There are ferry services operating between the mainland and several islands including Trat to Ko Chang, Phuket to Phi Phi and from Surat Thani to Ko Samui, Fares are relatively low. However, there is a reduced level of service during the monsoon season from November until January on the Gulf coast, and from May through to October along the east coast and Andaman coast, and the more remote spots may become inaccessible during these periods.

Thailand has up to 1,600 km (1,000 miles) of navigable inland waterway, and taxi-boat ferries along the Chao Phraya River in Bangkok offer services between Rajburana and Nonthaburi.

The country's impressive railway network extends over 4,600 km (2,860 miles), and links all the major towns with the exception of Phuket. There are several daily services on each of the four main routes, which travel to the northern, eastern, southern and northeastern regions. The southern line stops at Surat Thani for those who wish to continue by bus and ferry to the islands off the east coast.
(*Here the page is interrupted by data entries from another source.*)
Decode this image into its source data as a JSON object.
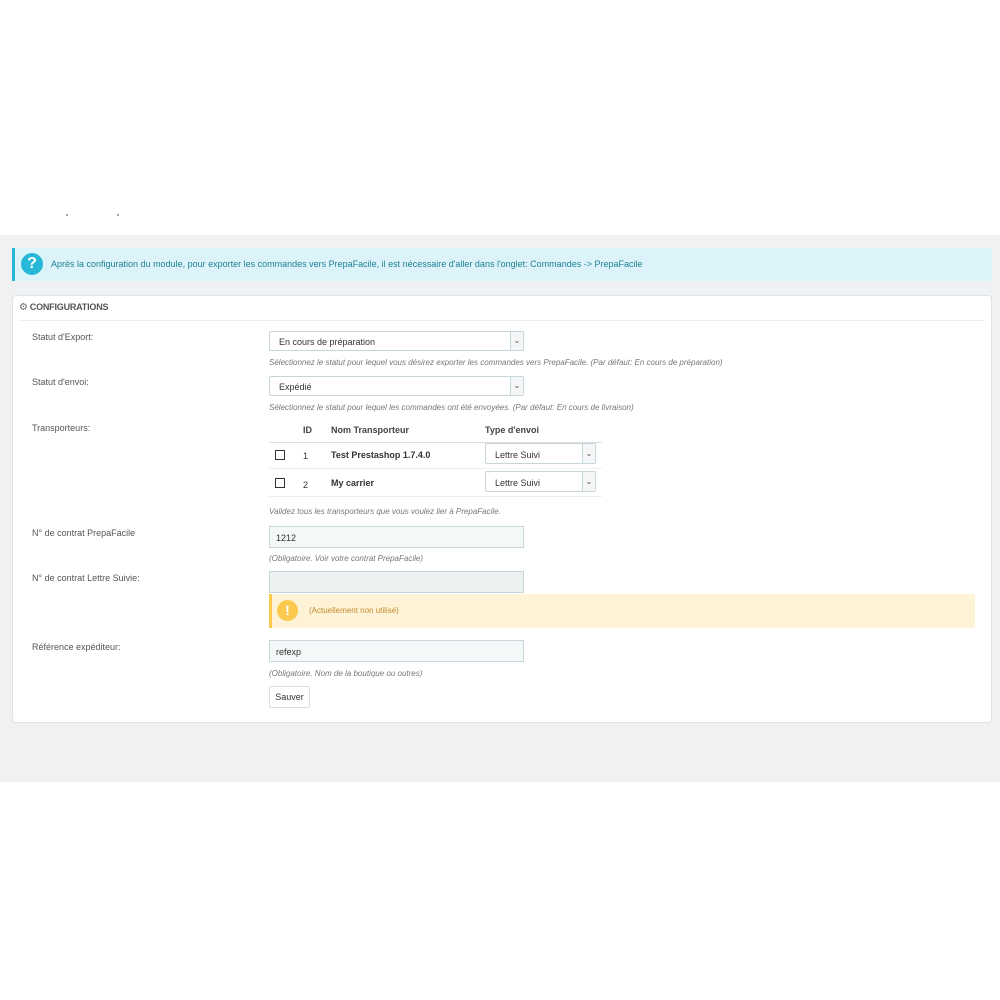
{
  "info_alert": {
    "icon": "question-icon",
    "text": "Après la configuration du module, pour exporter les commandes vers PrepaFacile, il est nécessaire d'aller dans l'onglet: Commandes -> PrepaFacile"
  },
  "panel": {
    "heading": "CONFIGURATIONS",
    "heading_icon": "cogs-icon"
  },
  "export_status": {
    "label": "Statut d'Export:",
    "value": "En cours de préparation",
    "help": "Sélectionnez le statut pour lequel vous désirez exporter les commandes vers PrepaFacile. (Par défaut: En cours de préparation)"
  },
  "shipping_status": {
    "label": "Statut d'envoi:",
    "value": "Expédié",
    "help": "Sélectionnez le statut pour lequel les commandes ont été envoyées. (Par défaut: En cours de livraison)"
  },
  "carriers": {
    "label": "Transporteurs:",
    "headers": {
      "id": "ID",
      "name": "Nom Transporteur",
      "type": "Type d'envoi"
    },
    "rows": [
      {
        "id": "1",
        "name": "Test Prestashop 1.7.4.0",
        "type": "Lettre Suivi",
        "checked": false
      },
      {
        "id": "2",
        "name": "My carrier",
        "type": "Lettre Suivi",
        "checked": false
      }
    ],
    "help": "Validez tous les transporteurs que vous voulez lier à PrepaFacile."
  },
  "contract_prepafacile": {
    "label": "N° de contrat PrepaFacile",
    "value": "1212",
    "help": "(Obligatoire. Voir votre contrat PrepaFacile)"
  },
  "contract_lettre_suivie": {
    "label": "N° de contrat Lettre Suivie:",
    "value": "",
    "warning": "(Actuellement non utilisé)",
    "warning_icon": "exclamation-icon"
  },
  "sender_reference": {
    "label": "Référence expéditeur:",
    "value": "refexp",
    "help": "(Obligatoire. Nom de la boutique ou outres)"
  },
  "save_button": "Sauver",
  "colors": {
    "info_accent": "#25b9d7",
    "info_bg": "#dcf4f9",
    "warning_accent": "#fcc94f",
    "warning_bg": "#fff3d7",
    "page_bg": "#eff1f2"
  }
}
There is also a line serving River Kwai Bridge, Thon Buri and Nam Tok.

Thailand also has a good paved road network comprising many highways, national and provincial roads. The speed limit is 90 to 100 kph (52 to 60 mph) on expressways and country roads, and 60 kph (35 mph) in towns and cities. Car hire is available in all main towns and cities from both international and local companies; the minimum driving age is 21.

There are cheap, somewhat crowded, inter-urban coach routes to all provinces. Comfortable, moderately priced, privately-owned buses are also available.

Travel within Bangkok may be undertaken using the Skytrain (BTS), an elevated mass transit system. The Metro also runs from Hualamphong to Bang Sue, with trains leaving every 5 to 7 minutes.

There are also a number of different taxis available in Bangkok: samlors or tuk-tuks (three-wheeled taxis without a meter) and standard metered taxis displaying the TAXI-METER sign. Samlors are cheaper than taxis but are only suitable for short distances and the fare should always be agreed on in advance.

There are conventional bus services operated by the Bangkok Mass Transit Authority in Bangkok, as well as private minibuses. The ordinary buses are white and blue or cream and red and charge a flat rate regardless of distance travelled. Premium fares are charged for air-conditioned (cream and blue buses) and express buses.

There are ordinary, rapid and express motorboat services on the Chao Phraya River between Rajburana pier in southern Bangkok to Nonthaburi pier to the north of Bangkok. The rapid orange flag flying boats are cheaper than the express boats, marked with a yellow flag. The ordinary flagless boats are the cheapest.

In Chiang Mai, public transport is limited to rickshaws, tuk-tuks and red minibuses (songtaews), although taxis with meters have now been introduced.